Get familiar with these simple tips to keep the home eco-friendly during the summer months.
While wet appliances count to 10% of a household’s overall energy footprint, according to the Energy Saving Trust, the warmer weather fortunately provides an alternative to endless washing machine and tumble dryer cycles. Washing full loads only and applying the cold water setting can cut energy use
right down, and hanging clothes outside on the washing line or near an open window should come second nature. Synthetic fibres, such as polyester, tend to cling onto more smells and require more machine washing, so opting for natural fibres like organic cotton when shopping for new clothes is also a handy way to save.
Be Water Wise
Simple water-saving solutions at home can make every drop count during the summer as the temperature ramps up. With showers, toilets, and sinks consuming more than two thirds of household water, having a rejig of the bathroom routine can be the most effective way to start. Take a few minutes in the shower rather than a long soak in the tub, and check for any leaks in the taps and pipes for unnecessary wastage. Reuse the paddling pool water for the lawn and plants during the cooler mornings and evenings to help the water get straight to the roots and minimise the impact of evaporation.
While house insulation is mainly associated with keeping homes warm, it’s also an effective way of slowing down the movement of heat and keeping families cool during the summer. Reducing the household’s carbon footprint, chilling out using properly installed insulation instead of running fans, dehumidifiers, and water coolers is also a good way to skirt around expensive energy bills.
Using blackout curtains to shade east and west-facing window is meanwhile a good DIY-method to keep the temperatures down, while keeping the windows closed during the day to avoid any unwanted humidity and heat.
Sticking to minimal cooking methods during the summer is a useful approach to making the home eco-friendlier while ensuring the kitchen won’t heat up any more than it has to. Avoid the oven, use the stove sparingly, and go for colder meals to keep the home refreshed and avoid excess energy use in the house. Creating your own compost from food scraps also a great way to curb food wastage in the kitchen and keep the garden naturally fertilised. When it comes to the next BBQ party, using organic coals to avoid unnecessary chemical additives and reducing the meat by grilling up more plant-based foods will also score plenty of green credentials.
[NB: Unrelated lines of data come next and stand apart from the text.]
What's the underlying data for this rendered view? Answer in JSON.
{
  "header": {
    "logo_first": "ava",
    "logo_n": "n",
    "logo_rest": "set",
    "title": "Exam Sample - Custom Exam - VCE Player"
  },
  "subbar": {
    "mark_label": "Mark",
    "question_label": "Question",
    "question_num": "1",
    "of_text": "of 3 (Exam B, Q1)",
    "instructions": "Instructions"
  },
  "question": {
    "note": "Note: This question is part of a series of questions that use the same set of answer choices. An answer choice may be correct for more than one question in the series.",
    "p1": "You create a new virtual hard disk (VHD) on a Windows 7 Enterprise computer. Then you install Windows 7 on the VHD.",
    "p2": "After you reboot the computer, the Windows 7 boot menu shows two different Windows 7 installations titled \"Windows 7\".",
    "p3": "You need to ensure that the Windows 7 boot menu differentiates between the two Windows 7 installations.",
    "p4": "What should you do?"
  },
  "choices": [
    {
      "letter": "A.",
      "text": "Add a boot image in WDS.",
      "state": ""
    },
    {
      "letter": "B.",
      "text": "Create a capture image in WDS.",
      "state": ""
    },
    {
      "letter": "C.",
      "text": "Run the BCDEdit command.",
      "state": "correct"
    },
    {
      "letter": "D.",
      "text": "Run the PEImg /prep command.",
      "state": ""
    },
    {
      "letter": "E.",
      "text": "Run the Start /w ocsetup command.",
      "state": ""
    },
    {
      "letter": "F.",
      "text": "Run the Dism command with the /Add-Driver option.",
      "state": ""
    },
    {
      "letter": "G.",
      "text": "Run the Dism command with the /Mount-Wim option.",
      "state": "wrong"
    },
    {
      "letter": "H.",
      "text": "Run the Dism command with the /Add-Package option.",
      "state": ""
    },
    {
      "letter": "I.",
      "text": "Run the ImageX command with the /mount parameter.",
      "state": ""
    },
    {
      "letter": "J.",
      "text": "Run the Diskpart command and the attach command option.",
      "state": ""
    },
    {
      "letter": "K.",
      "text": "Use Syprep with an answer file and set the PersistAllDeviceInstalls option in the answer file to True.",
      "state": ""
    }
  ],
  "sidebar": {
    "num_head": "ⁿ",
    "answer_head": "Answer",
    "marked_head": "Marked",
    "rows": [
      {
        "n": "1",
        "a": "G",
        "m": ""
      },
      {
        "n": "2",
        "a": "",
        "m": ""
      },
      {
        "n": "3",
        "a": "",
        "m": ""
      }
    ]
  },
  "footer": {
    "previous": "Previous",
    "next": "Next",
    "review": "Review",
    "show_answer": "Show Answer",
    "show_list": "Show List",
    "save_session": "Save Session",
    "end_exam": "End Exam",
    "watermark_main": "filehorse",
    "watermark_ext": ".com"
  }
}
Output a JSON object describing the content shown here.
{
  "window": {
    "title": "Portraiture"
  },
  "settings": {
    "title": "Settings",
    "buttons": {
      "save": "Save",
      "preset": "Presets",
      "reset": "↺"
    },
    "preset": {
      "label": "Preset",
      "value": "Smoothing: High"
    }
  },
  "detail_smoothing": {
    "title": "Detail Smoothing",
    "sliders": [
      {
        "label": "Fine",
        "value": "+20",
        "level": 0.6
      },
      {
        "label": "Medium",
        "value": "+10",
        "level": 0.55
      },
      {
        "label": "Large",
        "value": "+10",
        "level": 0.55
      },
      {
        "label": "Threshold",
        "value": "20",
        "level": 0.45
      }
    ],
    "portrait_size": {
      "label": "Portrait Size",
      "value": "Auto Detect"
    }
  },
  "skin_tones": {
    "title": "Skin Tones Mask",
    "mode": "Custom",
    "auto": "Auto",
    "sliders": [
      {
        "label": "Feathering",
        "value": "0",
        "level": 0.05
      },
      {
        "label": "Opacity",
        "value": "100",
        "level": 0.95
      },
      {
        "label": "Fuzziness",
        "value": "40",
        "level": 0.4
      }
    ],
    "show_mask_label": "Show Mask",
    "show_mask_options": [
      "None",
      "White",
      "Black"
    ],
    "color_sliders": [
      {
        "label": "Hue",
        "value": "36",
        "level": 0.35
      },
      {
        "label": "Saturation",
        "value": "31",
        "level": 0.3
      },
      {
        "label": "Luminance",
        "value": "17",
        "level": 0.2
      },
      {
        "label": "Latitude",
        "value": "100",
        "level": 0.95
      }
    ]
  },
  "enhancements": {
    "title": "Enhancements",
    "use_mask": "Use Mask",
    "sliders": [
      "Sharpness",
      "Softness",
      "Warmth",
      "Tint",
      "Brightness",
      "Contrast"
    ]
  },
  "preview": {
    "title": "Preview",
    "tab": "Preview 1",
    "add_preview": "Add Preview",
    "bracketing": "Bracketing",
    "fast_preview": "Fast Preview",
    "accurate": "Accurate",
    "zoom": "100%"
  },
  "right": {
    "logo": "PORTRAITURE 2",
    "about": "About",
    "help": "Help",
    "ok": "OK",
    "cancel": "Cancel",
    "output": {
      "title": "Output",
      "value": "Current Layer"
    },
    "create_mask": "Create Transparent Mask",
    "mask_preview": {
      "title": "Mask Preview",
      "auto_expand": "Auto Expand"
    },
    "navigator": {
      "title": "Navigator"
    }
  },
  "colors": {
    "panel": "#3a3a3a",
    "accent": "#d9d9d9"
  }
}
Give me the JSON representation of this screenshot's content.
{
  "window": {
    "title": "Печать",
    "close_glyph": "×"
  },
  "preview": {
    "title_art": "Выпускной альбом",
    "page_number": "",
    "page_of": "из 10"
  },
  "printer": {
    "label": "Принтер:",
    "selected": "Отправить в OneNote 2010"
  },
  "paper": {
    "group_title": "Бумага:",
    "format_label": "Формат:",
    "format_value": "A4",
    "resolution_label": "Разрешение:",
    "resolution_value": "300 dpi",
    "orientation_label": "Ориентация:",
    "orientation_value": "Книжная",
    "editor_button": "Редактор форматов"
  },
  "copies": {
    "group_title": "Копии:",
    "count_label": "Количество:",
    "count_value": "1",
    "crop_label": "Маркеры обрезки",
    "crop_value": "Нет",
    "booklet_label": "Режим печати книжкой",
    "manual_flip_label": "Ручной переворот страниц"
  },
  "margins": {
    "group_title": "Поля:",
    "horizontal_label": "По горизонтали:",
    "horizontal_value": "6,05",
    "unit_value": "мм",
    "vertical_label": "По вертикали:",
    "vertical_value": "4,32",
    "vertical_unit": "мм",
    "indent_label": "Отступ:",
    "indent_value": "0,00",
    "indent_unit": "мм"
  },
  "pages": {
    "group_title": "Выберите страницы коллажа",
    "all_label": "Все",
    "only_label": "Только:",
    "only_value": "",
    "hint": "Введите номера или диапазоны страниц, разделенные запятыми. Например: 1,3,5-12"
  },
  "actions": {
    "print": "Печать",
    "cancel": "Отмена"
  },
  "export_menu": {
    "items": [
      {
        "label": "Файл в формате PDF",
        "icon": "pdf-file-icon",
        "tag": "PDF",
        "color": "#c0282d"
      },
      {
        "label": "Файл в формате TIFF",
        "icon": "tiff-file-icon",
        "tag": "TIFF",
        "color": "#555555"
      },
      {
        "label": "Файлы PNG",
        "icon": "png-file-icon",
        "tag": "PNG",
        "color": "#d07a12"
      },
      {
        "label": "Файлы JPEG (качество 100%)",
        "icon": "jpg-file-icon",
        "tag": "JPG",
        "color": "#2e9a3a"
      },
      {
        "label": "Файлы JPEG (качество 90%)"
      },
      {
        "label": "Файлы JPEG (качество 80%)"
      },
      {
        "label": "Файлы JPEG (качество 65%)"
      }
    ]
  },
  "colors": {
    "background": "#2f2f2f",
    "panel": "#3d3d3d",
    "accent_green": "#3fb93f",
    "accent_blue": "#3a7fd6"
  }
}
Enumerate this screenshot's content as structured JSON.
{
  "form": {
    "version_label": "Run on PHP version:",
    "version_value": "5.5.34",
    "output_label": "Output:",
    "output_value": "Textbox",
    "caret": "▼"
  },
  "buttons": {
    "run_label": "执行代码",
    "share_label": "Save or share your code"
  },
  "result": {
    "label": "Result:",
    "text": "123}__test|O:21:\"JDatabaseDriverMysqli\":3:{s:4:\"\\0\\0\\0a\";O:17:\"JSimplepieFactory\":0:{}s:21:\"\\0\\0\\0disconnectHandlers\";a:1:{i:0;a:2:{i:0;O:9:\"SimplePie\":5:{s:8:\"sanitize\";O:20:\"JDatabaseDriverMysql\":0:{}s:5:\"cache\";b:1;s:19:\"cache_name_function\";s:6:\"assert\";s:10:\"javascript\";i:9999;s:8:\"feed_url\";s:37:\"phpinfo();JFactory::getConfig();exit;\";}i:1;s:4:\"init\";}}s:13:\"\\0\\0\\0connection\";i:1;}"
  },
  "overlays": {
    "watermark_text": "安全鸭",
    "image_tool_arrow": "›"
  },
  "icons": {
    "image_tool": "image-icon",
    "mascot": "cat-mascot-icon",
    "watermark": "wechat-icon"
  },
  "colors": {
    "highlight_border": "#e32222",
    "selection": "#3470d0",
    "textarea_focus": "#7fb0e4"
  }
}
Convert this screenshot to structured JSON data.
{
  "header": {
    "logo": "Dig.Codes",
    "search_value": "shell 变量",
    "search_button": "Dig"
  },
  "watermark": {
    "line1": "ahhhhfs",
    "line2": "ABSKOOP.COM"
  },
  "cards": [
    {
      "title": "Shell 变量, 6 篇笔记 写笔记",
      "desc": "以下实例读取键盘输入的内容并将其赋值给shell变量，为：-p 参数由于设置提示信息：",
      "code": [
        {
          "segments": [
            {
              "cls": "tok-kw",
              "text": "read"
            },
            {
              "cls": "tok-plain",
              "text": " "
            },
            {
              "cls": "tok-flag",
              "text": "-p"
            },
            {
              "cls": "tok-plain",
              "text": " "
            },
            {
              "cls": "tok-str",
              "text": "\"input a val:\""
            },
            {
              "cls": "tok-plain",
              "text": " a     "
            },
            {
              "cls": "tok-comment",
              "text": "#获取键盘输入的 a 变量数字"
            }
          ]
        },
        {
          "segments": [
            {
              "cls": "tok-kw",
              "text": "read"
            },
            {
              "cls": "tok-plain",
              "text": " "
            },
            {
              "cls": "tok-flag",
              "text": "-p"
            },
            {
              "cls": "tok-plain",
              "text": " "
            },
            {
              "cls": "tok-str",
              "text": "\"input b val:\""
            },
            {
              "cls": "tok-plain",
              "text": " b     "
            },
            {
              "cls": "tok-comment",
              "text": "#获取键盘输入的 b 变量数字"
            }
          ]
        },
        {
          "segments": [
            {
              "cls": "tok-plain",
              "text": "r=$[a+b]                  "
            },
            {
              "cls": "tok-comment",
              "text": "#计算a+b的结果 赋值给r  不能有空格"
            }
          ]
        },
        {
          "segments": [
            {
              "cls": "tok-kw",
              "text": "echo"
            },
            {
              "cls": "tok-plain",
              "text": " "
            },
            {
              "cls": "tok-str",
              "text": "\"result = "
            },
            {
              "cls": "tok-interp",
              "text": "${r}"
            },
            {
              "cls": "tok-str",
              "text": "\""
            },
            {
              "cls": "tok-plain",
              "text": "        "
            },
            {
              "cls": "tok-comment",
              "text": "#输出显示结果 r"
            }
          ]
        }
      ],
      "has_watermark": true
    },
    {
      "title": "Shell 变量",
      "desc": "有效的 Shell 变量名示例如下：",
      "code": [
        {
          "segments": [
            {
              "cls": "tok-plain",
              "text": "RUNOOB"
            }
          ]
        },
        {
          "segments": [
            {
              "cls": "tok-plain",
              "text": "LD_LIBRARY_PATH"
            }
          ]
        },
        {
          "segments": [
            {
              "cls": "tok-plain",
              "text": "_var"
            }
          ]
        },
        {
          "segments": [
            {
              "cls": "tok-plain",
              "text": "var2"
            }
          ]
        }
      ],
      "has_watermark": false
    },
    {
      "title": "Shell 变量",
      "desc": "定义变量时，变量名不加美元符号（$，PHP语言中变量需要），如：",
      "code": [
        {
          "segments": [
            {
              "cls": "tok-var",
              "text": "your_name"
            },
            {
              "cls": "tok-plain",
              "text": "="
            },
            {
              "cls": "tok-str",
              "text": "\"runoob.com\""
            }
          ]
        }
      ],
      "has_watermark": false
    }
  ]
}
Keep the freezer happy
After filling to the brim with refreshing goodies, your freezer is likely to be working overtime during the hot summer months, which can risk it overheating and overloading on carbon emissions. Giving the appliance a regular defrost and a proper clean every few weeks will keep it in top condition and running smoothly, while leaving enough space inside to let the air circulate properly. Leave at least one inch of extra space on all sides, repackage food into smaller bags, and try not to take a peak inside too often unless you need to!